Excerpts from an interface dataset
◇ ◇ ◇ ◇ ◇ ◇ ◇
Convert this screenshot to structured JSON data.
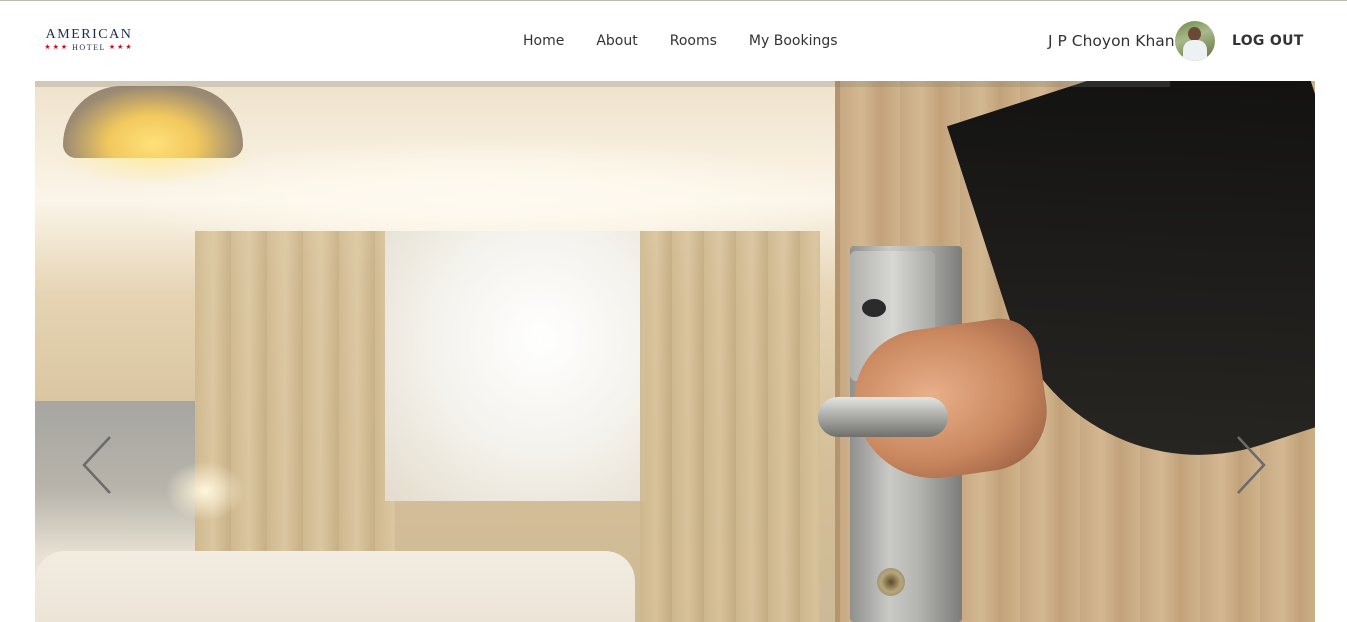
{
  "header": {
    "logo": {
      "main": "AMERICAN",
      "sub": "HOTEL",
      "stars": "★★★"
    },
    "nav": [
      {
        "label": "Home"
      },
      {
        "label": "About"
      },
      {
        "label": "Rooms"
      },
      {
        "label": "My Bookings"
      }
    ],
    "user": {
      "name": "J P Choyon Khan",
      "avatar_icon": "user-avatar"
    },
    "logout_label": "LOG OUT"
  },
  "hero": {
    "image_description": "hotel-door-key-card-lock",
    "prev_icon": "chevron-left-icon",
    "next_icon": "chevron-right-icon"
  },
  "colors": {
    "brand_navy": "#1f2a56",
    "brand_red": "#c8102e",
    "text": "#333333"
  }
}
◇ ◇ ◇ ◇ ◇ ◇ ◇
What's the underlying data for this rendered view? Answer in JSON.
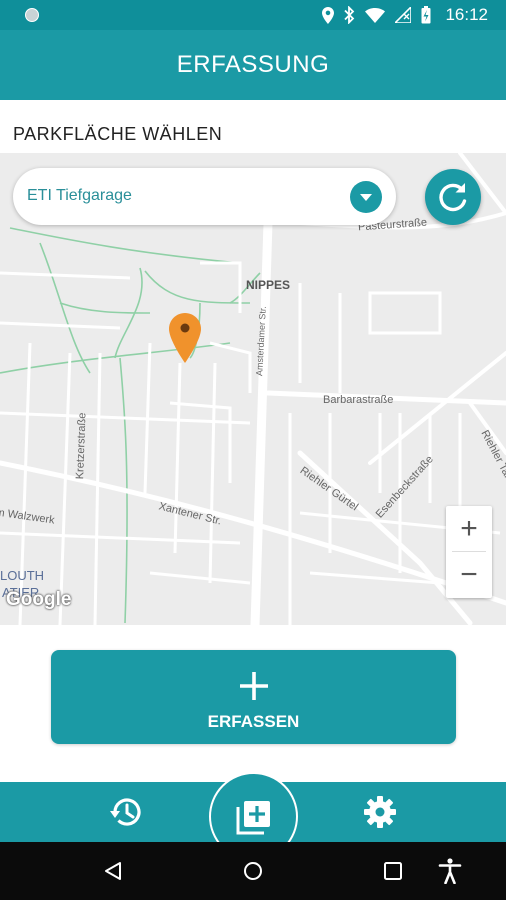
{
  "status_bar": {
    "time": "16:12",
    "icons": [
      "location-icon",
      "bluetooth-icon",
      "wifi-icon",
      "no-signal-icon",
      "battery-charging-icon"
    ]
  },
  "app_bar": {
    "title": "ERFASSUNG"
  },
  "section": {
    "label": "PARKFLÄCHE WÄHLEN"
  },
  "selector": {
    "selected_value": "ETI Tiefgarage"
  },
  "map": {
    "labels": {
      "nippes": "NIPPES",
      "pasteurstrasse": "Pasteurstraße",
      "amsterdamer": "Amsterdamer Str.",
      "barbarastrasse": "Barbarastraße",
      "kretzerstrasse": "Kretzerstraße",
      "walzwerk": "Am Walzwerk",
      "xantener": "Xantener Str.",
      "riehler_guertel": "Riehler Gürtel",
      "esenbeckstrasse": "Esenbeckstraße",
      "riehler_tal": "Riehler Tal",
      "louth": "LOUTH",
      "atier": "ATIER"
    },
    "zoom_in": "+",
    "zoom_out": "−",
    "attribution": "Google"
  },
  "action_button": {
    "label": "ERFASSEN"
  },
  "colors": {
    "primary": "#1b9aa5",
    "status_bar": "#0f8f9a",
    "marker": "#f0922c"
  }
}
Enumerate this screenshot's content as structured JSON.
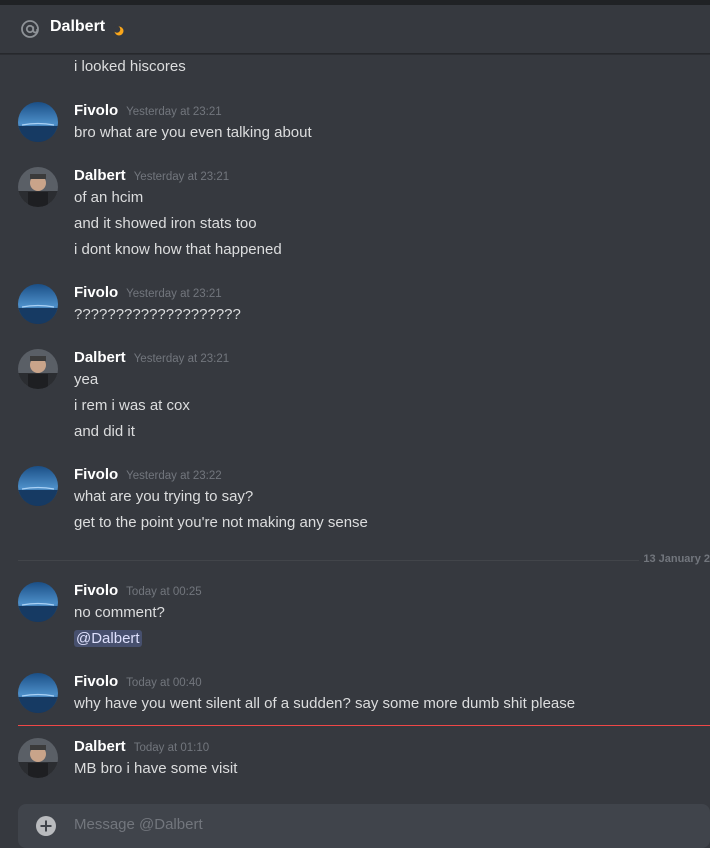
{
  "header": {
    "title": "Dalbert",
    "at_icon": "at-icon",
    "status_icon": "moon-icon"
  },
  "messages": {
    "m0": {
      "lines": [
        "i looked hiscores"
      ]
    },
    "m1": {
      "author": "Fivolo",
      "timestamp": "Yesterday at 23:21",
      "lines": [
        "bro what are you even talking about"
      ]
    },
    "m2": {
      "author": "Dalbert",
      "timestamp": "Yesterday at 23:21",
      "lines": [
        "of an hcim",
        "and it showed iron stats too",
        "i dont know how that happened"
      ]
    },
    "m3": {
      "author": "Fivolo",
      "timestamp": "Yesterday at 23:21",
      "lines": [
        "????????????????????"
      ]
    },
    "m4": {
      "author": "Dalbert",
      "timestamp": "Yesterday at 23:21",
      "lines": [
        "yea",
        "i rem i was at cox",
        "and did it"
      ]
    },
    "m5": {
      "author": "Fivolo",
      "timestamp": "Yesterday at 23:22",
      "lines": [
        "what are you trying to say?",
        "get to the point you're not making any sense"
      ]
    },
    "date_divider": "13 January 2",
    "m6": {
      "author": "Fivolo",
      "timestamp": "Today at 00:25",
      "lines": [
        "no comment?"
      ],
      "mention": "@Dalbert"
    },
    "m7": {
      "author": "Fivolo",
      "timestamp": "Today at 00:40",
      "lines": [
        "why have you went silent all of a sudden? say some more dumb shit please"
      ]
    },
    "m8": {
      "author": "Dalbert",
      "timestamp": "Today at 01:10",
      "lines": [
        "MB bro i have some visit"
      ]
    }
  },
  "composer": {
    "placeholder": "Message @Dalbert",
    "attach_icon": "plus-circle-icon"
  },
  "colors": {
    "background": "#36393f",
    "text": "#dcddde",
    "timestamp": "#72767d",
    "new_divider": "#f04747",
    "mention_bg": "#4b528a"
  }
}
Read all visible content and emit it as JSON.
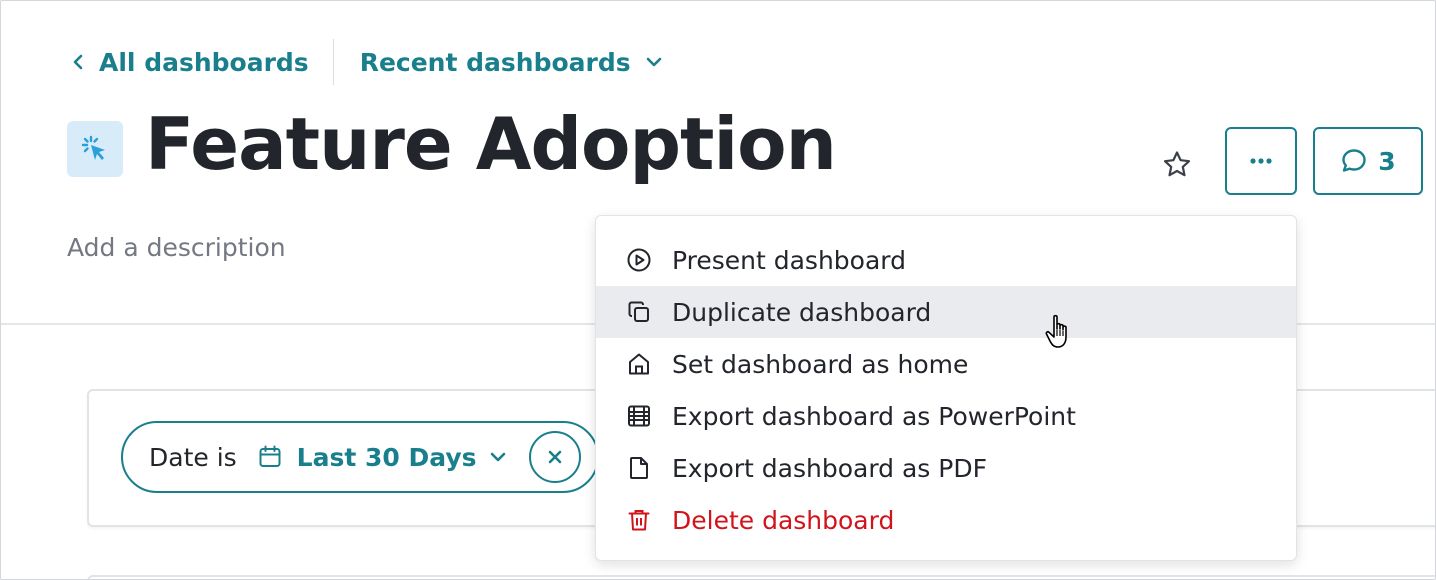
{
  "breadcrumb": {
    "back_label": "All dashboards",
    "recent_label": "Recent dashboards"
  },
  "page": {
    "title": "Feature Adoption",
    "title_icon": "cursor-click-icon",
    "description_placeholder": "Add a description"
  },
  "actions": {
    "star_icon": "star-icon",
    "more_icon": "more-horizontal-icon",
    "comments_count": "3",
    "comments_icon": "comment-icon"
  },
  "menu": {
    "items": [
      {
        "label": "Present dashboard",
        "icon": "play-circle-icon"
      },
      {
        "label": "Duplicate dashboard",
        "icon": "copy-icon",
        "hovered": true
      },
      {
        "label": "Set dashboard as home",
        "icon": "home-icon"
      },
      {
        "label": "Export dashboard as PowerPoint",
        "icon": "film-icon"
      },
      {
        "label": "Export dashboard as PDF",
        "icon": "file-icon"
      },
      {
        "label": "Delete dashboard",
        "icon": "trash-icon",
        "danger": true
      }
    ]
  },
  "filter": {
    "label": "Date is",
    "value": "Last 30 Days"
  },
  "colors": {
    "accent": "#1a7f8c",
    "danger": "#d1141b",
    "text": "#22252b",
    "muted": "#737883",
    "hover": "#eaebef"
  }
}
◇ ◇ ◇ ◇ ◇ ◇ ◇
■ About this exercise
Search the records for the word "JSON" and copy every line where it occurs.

■ Your solution
Convert this screenshot to structured JSON data.
What's the underlying data for this rendered view? Answer in JSON.
Enumerate this screenshot's content as structured JSON.
Read all visible content and emit it as JSON.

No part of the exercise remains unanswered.